I think it’s about time we’ve had another metal review. I haven’t published a full review of a metal album since Black Friday after all. Anyway, for the first metal review of 2020, we’re going to pull out something nice and underground for you. Today we’re looking at the latest from Lostpray, an EP called Priestianity, originally released in 2018, but re-released to digital platforms just last week after some distribution troubles.

Lostpray are a Ukrainian band with vocalist and guitarist Burak Gundogdu coming originally from Istanbul. The group plays a form of heavy metal that is unique yet accessible and progressive without being pretentious. Their riffs are clearly inspired by thrash, but they are shooting for a more polished, modern sound. And they only come close to thrash’s blistering speed on one of the four tracks on this EP. Lostpray also take a progressive approach to their songwriting by giving their songs varying movements rather than packing in moments of dense solos.

Another thing they bring from a more progressive side is long-ish songs. This EP only has four tracks, but the total runtime is around 25 minutes because each song is over six minutes long. But the impressive thing is that none of these songs feel like they’re six minutes long. They all end at just the right time. A couple even feel like they could go a little longer without overstaying their welcome. One more thing I want to mention that gives Lostpray that extra little bit of uniqueness is the Turkish influence that Gundogdu works into his vocal melodies. But this isn’t a heavy-handed gimmick like other bands that claim an Arabic or Middle Eastern influence. These are tasteful little hints that keep the vocals from sounding like generic alternative metal.

Lyrically, things are a little cryptic as metal bands tend to be at times. But I can pick up on a couple themes. Specifically they seem to be criticizing conformity and beliefs that unite people through fear and hate. They never name anything specifically, but it’s not hard to guess what they’re implying considering the title of the EP and its artwork. Sonically, the EP is pretty impressive considering it’s self-released. The electric guitar tones in particular are satisfyingly heavy. I do wish the drums and bass had a little more punch at times, but they still sound better than some major releases I’ve heard.

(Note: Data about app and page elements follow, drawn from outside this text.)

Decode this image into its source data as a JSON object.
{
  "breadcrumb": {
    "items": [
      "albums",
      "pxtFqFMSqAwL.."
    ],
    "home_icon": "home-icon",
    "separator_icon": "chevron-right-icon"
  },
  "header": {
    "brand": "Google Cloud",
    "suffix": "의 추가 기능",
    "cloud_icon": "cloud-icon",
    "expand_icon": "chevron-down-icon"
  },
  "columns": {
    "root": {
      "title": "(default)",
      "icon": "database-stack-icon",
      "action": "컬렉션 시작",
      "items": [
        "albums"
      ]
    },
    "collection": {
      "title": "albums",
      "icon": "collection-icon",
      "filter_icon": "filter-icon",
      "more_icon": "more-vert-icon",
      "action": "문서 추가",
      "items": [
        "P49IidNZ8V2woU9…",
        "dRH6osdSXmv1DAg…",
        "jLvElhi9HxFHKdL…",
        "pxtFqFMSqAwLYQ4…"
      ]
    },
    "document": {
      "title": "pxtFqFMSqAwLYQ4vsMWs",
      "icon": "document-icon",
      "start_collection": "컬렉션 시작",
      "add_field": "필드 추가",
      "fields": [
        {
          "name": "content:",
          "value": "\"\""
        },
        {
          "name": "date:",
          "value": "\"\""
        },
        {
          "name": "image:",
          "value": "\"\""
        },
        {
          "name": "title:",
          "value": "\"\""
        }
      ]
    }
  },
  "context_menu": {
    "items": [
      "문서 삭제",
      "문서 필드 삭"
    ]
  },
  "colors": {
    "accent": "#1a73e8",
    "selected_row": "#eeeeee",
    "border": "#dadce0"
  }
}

Overall, I think that Priestianity is a very promising taste of what Lostpray are capable of. They are clearly a talented band with an ability to combine their interests and influences into a sound that’s unique but could potentially have massive appeal. But that mainstream tendency is also a slight weakness. Personally, I would have liked certain parts to be a little more aggressive. Also, on a longer release, I would want a bit more variety, but what Lostpray have put together here works very well in this smaller, 25 minute package.


*this review was written in association with Metalhead Community*